------ SOURCE INFORMATION ------

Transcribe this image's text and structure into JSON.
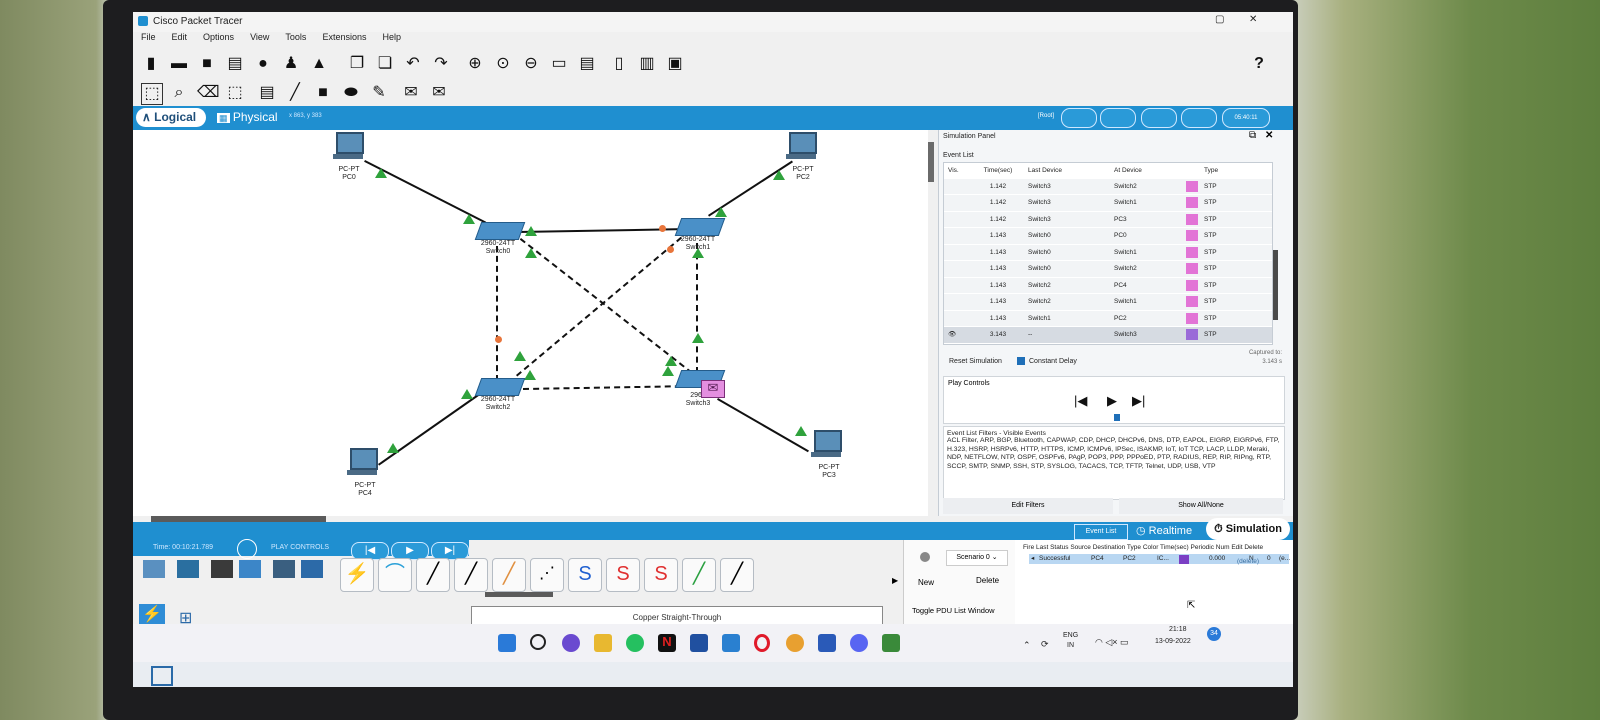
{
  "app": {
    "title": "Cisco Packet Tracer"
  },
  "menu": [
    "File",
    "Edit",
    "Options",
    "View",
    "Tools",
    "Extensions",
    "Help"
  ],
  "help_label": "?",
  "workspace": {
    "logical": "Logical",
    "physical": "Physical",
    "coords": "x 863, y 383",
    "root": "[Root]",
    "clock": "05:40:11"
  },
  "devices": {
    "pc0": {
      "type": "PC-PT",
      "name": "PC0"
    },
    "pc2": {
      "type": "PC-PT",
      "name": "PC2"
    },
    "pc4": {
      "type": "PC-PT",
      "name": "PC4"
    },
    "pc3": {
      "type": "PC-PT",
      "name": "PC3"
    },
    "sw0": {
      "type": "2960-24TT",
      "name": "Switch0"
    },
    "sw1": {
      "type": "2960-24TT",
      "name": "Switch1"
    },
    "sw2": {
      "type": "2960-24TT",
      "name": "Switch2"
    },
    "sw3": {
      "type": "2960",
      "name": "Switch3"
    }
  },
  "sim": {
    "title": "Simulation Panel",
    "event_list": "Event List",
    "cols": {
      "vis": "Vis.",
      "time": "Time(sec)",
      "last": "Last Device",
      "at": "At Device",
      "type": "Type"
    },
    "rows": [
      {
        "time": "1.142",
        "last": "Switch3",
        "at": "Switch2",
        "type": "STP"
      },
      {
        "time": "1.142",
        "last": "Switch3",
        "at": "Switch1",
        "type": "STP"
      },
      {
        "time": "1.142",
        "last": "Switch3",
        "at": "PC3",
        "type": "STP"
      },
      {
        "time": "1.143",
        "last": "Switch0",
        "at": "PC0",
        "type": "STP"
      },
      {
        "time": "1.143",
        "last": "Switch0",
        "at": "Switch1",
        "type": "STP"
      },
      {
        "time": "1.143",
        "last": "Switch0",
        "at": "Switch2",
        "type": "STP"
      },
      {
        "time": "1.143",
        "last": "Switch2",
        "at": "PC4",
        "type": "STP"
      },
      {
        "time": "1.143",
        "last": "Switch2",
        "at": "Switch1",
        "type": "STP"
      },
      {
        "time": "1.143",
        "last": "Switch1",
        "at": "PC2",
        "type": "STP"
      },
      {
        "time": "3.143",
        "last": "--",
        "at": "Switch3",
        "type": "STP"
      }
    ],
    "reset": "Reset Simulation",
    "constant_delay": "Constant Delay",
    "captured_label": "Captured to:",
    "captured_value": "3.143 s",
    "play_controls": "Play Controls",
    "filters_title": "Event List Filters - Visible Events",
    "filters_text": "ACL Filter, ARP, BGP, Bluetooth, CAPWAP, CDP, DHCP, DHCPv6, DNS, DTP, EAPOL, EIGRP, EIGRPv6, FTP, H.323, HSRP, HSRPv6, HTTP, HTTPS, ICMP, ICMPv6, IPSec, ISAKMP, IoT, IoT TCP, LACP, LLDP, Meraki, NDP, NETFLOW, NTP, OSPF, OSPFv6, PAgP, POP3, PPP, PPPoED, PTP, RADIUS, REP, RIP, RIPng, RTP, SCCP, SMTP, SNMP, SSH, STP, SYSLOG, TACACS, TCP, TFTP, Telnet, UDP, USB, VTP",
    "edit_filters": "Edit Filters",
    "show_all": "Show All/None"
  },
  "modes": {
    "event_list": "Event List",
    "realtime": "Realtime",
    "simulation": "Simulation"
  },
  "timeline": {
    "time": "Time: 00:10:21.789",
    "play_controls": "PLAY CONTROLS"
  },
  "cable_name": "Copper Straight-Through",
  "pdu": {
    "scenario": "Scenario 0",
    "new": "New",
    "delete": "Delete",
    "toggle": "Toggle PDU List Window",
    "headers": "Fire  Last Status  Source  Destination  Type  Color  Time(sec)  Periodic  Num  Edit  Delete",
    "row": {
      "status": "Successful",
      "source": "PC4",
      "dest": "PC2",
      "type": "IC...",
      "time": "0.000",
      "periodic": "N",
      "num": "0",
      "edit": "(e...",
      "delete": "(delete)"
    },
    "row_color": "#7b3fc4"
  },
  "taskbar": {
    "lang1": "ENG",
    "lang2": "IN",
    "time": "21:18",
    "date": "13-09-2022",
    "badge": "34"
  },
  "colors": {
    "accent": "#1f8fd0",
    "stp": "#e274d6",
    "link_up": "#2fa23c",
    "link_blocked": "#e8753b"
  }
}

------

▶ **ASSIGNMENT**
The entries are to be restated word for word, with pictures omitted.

▶ **ANSWER SECTION**
Transcribe this image's text and structure into JSON.
{
  "app": {
    "title": "Cisco Packet Tracer"
  },
  "menu": [
    "File",
    "Edit",
    "Options",
    "View",
    "Tools",
    "Extensions",
    "Help"
  ],
  "help_label": "?",
  "workspace": {
    "logical": "Logical",
    "physical": "Physical",
    "coords": "x 863, y 383",
    "root": "[Root]",
    "clock": "05:40:11"
  },
  "devices": {
    "pc0": {
      "type": "PC-PT",
      "name": "PC0"
    },
    "pc2": {
      "type": "PC-PT",
      "name": "PC2"
    },
    "pc4": {
      "type": "PC-PT",
      "name": "PC4"
    },
    "pc3": {
      "type": "PC-PT",
      "name": "PC3"
    },
    "sw0": {
      "type": "2960-24TT",
      "name": "Switch0"
    },
    "sw1": {
      "type": "2960-24TT",
      "name": "Switch1"
    },
    "sw2": {
      "type": "2960-24TT",
      "name": "Switch2"
    },
    "sw3": {
      "type": "2960",
      "name": "Switch3"
    }
  },
  "sim": {
    "title": "Simulation Panel",
    "event_list": "Event List",
    "cols": {
      "vis": "Vis.",
      "time": "Time(sec)",
      "last": "Last Device",
      "at": "At Device",
      "type": "Type"
    },
    "rows": [
      {
        "time": "1.142",
        "last": "Switch3",
        "at": "Switch2",
        "type": "STP"
      },
      {
        "time": "1.142",
        "last": "Switch3",
        "at": "Switch1",
        "type": "STP"
      },
      {
        "time": "1.142",
        "last": "Switch3",
        "at": "PC3",
        "type": "STP"
      },
      {
        "time": "1.143",
        "last": "Switch0",
        "at": "PC0",
        "type": "STP"
      },
      {
        "time": "1.143",
        "last": "Switch0",
        "at": "Switch1",
        "type": "STP"
      },
      {
        "time": "1.143",
        "last": "Switch0",
        "at": "Switch2",
        "type": "STP"
      },
      {
        "time": "1.143",
        "last": "Switch2",
        "at": "PC4",
        "type": "STP"
      },
      {
        "time": "1.143",
        "last": "Switch2",
        "at": "Switch1",
        "type": "STP"
      },
      {
        "time": "1.143",
        "last": "Switch1",
        "at": "PC2",
        "type": "STP"
      },
      {
        "time": "3.143",
        "last": "--",
        "at": "Switch3",
        "type": "STP"
      }
    ],
    "reset": "Reset Simulation",
    "constant_delay": "Constant Delay",
    "captured_label": "Captured to:",
    "captured_value": "3.143 s",
    "play_controls": "Play Controls",
    "filters_title": "Event List Filters - Visible Events",
    "filters_text": "ACL Filter, ARP, BGP, Bluetooth, CAPWAP, CDP, DHCP, DHCPv6, DNS, DTP, EAPOL, EIGRP, EIGRPv6, FTP, H.323, HSRP, HSRPv6, HTTP, HTTPS, ICMP, ICMPv6, IPSec, ISAKMP, IoT, IoT TCP, LACP, LLDP, Meraki, NDP, NETFLOW, NTP, OSPF, OSPFv6, PAgP, POP3, PPP, PPPoED, PTP, RADIUS, REP, RIP, RIPng, RTP, SCCP, SMTP, SNMP, SSH, STP, SYSLOG, TACACS, TCP, TFTP, Telnet, UDP, USB, VTP",
    "edit_filters": "Edit Filters",
    "show_all": "Show All/None"
  },
  "modes": {
    "event_list": "Event List",
    "realtime": "Realtime",
    "simulation": "Simulation"
  },
  "timeline": {
    "time": "Time: 00:10:21.789",
    "play_controls": "PLAY CONTROLS"
  },
  "cable_name": "Copper Straight-Through",
  "pdu": {
    "scenario": "Scenario 0",
    "new": "New",
    "delete": "Delete",
    "toggle": "Toggle PDU List Window",
    "headers": "Fire  Last Status  Source  Destination  Type  Color  Time(sec)  Periodic  Num  Edit  Delete",
    "row": {
      "status": "Successful",
      "source": "PC4",
      "dest": "PC2",
      "type": "IC...",
      "time": "0.000",
      "periodic": "N",
      "num": "0",
      "edit": "(e...",
      "delete": "(delete)"
    },
    "row_color": "#7b3fc4"
  },
  "taskbar": {
    "lang1": "ENG",
    "lang2": "IN",
    "time": "21:18",
    "date": "13-09-2022",
    "badge": "34"
  },
  "colors": {
    "accent": "#1f8fd0",
    "stp": "#e274d6",
    "link_up": "#2fa23c",
    "link_blocked": "#e8753b"
  }
}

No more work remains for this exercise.